■ **AIM OF THE EXERCISE**: For each line below, print it again exactly as shown.

(EXTRACTED ENTRIES Opens)

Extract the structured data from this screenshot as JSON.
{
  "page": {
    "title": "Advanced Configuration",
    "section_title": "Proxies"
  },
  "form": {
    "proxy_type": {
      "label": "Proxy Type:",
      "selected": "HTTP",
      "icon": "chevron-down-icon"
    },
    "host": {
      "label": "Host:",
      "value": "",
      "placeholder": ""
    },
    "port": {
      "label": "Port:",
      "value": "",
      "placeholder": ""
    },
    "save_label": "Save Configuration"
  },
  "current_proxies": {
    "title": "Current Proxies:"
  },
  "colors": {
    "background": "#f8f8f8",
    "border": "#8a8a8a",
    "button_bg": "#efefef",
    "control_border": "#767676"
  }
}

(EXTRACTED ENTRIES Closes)

■ **OUTPUT OF THE TASK**:
Extract the structured data from this screenshot as JSON.
{
  "page": {
    "title": "Advanced Configuration",
    "section_title": "Proxies"
  },
  "form": {
    "proxy_type": {
      "label": "Proxy Type:",
      "selected": "HTTP",
      "icon": "chevron-down-icon"
    },
    "host": {
      "label": "Host:",
      "value": "",
      "placeholder": ""
    },
    "port": {
      "label": "Port:",
      "value": "",
      "placeholder": ""
    },
    "save_label": "Save Configuration"
  },
  "current_proxies": {
    "title": "Current Proxies:"
  },
  "colors": {
    "background": "#f8f8f8",
    "border": "#8a8a8a",
    "button_bg": "#efefef",
    "control_border": "#767676"
  }
}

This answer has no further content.